The aim of this study was to compare the prevalence of the hypertension and the increased body weight (BMI) between Croatian mainland and Adriatic island population. The data from the Croatian Adult Health Survey (N = 9,070) served as an estimate for the mainland Croatian population, while the data from "1001 Dalmatian study" (N = 1,001) were collected from four Adriatic islands; Rab, Vis, Lastovo and Mljet. The prevalence of increased body weight and hypertension was calculated for the four age groups and analyzed using chi-square test. The results indicate that men from the islands less frequently had normal body mass index (P <0.001), and were more frequently overweight (P <0.001). The prevalence of overweight and obesity were similar between the island and mainland women. The percent of normotensive respondents in men was significantly lower in islands (P <0.001), while the prevalence of newly diagnosed hypertension was significantly higher among islanders in both genders (P <0.001). Despite the traditionally prevalent Mediterranean diet and overall more favorable lifestyle islanders may not be as healthy as previously studies suggested, in terms of cardiovascular risk factors prevalence. This might be related to the poor access to health care and preventive measures or low interest for health care especially among men on the islands, reflected in the higher prevalence of newly diagnosed hypertension. These findings suggest that island populations represent good candidates for disease awareness programs and health promotion interventions.
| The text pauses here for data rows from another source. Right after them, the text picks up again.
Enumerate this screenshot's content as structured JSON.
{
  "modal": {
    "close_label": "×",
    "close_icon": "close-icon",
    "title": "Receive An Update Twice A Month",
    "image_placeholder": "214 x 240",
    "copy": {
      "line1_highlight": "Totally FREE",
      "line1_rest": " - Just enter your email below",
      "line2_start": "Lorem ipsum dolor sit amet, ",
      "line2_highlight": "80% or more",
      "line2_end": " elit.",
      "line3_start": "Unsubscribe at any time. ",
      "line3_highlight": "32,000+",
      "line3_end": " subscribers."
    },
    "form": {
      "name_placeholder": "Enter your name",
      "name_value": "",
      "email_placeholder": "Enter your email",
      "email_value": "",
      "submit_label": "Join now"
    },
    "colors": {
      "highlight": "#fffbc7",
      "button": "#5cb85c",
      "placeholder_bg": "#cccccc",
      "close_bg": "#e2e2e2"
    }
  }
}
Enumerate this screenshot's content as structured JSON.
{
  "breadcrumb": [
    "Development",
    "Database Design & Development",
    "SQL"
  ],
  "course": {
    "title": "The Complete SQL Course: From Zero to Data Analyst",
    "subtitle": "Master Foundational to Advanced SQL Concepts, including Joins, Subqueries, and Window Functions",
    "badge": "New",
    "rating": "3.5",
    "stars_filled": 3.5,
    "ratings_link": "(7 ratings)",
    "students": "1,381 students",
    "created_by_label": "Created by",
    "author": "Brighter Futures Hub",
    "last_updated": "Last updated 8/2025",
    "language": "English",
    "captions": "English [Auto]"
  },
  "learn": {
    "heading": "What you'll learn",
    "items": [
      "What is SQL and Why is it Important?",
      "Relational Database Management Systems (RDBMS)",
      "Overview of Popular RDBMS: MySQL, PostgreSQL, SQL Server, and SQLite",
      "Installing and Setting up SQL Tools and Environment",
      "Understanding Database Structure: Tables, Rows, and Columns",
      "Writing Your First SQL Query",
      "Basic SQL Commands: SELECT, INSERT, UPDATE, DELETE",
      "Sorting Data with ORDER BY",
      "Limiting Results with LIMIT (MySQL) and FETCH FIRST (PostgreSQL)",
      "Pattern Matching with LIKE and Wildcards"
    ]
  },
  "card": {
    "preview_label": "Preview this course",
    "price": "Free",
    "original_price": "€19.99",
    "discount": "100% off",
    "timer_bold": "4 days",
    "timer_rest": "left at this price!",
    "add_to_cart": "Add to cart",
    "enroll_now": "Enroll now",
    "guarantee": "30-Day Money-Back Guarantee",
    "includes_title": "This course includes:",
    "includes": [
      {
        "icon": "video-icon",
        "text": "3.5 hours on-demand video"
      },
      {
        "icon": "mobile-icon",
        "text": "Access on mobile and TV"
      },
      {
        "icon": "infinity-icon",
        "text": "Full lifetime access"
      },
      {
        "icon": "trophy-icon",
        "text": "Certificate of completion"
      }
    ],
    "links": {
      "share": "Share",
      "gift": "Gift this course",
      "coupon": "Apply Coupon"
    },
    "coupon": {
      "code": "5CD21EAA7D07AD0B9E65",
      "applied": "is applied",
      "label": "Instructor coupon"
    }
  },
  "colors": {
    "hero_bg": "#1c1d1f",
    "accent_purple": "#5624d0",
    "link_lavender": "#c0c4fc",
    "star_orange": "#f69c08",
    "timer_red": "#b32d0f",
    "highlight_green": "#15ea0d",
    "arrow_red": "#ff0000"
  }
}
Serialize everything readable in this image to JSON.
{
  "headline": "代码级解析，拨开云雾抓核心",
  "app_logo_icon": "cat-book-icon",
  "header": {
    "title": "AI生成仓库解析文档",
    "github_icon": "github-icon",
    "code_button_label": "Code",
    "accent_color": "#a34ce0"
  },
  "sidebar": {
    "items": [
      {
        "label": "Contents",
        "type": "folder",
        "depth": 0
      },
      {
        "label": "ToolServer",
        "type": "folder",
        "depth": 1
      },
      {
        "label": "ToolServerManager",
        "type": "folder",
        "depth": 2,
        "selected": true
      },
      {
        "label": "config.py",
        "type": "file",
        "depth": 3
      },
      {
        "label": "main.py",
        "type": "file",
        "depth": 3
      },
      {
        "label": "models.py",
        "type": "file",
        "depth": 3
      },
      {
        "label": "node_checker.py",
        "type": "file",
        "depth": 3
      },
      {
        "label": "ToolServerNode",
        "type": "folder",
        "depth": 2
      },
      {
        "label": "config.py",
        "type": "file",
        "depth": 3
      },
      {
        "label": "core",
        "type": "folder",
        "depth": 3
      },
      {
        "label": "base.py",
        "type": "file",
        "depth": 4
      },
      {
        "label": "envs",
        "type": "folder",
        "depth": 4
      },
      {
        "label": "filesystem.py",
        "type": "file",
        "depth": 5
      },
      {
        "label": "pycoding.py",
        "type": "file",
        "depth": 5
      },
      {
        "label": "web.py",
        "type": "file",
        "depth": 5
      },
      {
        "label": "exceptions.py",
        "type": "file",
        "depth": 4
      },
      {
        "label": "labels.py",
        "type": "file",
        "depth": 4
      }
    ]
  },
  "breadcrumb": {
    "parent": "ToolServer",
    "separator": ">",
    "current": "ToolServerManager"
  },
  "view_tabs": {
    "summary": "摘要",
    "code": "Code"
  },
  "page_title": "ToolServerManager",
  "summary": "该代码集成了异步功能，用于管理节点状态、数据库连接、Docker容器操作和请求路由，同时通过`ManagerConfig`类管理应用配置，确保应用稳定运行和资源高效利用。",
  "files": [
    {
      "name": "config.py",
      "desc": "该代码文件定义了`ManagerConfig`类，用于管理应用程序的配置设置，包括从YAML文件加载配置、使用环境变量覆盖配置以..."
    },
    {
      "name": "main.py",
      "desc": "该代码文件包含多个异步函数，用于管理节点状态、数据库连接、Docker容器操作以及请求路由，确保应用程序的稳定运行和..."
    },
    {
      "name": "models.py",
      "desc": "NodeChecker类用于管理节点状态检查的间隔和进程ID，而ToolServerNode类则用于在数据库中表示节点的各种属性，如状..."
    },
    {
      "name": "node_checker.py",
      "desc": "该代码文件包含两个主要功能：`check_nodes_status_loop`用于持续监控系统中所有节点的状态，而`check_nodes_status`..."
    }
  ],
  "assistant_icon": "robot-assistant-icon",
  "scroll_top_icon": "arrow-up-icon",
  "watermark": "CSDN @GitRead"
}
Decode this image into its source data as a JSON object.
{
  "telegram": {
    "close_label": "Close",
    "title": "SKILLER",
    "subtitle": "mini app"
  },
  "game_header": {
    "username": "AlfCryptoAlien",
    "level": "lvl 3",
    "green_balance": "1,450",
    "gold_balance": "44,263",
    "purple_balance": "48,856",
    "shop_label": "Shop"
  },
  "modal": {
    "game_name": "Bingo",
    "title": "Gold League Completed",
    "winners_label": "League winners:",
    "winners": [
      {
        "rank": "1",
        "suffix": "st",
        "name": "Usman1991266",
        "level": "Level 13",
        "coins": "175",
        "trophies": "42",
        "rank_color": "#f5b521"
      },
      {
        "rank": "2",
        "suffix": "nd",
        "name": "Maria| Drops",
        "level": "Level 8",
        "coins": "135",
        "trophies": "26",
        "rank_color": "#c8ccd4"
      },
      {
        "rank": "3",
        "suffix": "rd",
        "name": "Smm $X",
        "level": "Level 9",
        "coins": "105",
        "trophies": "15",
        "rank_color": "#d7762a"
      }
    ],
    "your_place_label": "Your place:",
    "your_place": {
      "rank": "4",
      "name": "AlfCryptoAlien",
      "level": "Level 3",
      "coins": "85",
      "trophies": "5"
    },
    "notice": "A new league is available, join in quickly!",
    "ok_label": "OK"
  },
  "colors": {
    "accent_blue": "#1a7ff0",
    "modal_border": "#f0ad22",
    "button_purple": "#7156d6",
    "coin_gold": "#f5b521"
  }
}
|Number of pages||6|
|Volume||33 Suppl 1|
|Publication status||Published - 2009|